Problem description: Go through the lines below. Copy those with "structured".

Records to use:
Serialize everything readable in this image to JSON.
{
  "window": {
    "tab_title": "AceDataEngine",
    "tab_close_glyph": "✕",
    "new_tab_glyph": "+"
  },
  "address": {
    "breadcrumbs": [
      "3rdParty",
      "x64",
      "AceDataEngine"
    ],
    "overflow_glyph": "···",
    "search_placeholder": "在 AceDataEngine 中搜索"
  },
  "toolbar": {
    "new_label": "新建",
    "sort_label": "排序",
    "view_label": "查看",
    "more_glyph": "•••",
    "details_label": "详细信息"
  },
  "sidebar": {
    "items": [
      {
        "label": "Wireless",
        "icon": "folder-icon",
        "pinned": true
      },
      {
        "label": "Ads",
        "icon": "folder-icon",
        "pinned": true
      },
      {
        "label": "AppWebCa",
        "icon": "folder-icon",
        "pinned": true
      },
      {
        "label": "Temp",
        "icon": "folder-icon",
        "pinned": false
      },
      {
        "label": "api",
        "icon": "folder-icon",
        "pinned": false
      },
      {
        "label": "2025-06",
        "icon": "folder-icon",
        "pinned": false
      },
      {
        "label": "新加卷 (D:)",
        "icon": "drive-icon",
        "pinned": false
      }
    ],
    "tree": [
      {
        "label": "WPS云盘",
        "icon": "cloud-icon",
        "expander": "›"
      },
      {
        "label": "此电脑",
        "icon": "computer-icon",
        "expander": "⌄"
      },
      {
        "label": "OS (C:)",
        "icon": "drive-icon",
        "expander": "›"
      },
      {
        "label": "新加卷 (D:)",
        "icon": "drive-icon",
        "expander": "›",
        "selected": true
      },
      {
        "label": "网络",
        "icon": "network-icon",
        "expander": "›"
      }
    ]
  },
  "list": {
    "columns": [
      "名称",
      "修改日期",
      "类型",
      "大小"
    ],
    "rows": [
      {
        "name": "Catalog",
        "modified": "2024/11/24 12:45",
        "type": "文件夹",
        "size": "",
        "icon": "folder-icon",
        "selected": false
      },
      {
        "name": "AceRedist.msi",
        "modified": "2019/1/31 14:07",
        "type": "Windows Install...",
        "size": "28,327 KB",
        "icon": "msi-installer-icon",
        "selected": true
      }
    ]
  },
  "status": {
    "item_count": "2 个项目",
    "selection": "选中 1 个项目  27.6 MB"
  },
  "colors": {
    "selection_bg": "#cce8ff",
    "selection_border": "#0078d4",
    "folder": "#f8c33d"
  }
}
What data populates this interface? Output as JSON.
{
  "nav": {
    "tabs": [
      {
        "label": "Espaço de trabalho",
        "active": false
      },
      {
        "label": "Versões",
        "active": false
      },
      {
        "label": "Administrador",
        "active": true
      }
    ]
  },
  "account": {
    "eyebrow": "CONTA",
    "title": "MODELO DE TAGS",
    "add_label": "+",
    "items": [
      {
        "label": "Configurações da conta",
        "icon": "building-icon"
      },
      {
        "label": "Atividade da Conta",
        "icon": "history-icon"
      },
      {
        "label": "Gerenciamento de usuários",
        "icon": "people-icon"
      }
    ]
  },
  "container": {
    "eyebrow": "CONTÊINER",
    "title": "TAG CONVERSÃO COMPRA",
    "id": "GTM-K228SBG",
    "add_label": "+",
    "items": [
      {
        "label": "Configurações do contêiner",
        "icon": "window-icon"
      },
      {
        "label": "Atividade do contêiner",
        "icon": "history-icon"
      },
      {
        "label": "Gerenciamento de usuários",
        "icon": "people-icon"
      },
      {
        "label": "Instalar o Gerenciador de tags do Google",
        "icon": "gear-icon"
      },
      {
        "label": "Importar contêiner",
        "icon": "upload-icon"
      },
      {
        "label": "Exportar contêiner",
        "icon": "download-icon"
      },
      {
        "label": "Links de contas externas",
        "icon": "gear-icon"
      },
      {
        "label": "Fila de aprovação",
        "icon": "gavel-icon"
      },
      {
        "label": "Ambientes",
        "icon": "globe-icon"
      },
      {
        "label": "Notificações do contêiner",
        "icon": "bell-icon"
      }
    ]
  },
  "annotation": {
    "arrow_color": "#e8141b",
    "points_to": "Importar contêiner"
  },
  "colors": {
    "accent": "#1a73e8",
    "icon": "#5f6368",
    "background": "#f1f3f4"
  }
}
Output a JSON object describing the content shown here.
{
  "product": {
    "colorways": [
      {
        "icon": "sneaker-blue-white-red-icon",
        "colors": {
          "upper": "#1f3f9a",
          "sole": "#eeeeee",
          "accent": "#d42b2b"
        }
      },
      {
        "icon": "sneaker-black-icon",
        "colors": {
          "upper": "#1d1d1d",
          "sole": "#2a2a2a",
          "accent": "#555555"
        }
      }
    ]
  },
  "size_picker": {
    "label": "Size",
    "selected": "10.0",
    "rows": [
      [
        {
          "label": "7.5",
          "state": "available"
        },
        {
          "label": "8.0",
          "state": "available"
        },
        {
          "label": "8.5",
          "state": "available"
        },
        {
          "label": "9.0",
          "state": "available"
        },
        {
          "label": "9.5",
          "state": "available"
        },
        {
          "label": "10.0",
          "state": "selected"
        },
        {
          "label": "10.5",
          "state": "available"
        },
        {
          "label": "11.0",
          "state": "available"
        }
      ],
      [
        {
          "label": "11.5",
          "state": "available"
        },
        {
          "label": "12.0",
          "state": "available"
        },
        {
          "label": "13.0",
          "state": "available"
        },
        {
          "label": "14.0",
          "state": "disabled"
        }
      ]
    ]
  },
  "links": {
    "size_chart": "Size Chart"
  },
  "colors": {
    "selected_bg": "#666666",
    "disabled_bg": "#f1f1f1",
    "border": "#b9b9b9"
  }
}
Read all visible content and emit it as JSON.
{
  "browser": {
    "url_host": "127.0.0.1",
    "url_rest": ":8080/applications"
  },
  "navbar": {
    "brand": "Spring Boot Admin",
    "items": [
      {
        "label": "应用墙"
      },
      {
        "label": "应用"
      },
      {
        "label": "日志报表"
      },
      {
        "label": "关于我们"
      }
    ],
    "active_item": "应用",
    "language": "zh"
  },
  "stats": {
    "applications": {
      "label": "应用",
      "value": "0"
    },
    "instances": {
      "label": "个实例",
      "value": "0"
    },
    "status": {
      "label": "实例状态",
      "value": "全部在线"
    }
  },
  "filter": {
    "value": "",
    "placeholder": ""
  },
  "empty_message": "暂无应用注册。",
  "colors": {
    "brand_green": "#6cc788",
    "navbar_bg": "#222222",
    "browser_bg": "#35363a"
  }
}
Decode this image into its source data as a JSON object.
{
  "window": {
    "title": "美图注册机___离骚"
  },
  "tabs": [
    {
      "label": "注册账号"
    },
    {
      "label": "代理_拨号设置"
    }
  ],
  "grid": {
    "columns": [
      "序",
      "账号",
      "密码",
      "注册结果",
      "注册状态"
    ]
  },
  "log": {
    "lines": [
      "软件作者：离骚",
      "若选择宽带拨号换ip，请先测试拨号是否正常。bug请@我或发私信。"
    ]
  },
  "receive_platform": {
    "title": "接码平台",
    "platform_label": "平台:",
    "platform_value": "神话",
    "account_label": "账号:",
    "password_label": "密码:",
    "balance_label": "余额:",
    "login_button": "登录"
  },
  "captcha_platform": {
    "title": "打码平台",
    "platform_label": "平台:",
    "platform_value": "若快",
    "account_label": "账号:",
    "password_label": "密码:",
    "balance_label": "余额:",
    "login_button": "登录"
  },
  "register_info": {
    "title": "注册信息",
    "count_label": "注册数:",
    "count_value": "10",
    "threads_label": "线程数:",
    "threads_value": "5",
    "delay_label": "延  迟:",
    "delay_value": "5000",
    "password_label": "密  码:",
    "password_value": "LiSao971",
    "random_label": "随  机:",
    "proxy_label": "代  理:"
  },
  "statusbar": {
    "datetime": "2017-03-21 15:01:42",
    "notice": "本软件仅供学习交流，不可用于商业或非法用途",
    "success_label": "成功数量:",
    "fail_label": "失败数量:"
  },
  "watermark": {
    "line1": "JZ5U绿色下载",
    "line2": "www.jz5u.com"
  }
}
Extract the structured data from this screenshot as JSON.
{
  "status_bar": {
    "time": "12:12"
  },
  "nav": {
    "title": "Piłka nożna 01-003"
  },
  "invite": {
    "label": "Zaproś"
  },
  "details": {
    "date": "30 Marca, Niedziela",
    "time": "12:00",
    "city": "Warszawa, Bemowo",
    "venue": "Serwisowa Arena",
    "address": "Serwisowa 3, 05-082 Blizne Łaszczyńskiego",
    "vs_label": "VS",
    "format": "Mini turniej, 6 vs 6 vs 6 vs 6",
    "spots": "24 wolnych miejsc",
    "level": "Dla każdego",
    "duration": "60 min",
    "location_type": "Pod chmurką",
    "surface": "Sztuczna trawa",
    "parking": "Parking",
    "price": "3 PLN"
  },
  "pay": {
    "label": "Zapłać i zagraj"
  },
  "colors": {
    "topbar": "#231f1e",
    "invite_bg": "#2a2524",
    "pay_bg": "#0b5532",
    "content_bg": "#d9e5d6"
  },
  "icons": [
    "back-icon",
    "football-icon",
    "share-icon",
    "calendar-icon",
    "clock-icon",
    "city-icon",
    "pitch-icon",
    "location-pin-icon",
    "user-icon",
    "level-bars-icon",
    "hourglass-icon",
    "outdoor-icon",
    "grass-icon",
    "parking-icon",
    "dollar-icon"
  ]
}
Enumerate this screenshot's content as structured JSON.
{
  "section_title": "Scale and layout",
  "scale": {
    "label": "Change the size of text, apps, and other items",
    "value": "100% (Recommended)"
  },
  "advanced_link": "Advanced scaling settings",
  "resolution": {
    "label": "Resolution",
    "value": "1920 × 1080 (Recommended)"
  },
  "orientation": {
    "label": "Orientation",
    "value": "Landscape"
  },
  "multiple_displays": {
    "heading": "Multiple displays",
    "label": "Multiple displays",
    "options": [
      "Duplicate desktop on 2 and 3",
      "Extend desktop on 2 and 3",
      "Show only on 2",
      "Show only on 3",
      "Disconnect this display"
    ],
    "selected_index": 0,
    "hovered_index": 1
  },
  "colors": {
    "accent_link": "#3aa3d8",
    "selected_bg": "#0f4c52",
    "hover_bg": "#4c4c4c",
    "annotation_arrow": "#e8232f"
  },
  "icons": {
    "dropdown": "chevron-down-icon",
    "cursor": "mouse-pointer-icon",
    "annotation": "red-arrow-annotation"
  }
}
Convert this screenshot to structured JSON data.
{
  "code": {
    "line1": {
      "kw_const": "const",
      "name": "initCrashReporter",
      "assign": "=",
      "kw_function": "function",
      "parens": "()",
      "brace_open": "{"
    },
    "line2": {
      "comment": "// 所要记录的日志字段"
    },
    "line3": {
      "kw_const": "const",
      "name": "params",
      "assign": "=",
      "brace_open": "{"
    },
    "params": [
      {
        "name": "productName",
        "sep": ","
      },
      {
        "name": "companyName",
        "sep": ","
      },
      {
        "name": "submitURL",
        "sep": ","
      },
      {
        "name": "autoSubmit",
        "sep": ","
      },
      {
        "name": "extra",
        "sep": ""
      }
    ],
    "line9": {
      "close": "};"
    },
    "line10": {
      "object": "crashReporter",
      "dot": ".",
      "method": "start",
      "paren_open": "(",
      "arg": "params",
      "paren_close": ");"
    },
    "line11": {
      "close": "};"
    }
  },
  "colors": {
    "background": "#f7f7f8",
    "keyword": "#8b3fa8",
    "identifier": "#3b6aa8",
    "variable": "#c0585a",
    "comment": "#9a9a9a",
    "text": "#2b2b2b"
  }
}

Response:
Extract the structured data from this screenshot as JSON.
Enumerate this screenshot's content as structured JSON.
Convert this screenshot to structured JSON data.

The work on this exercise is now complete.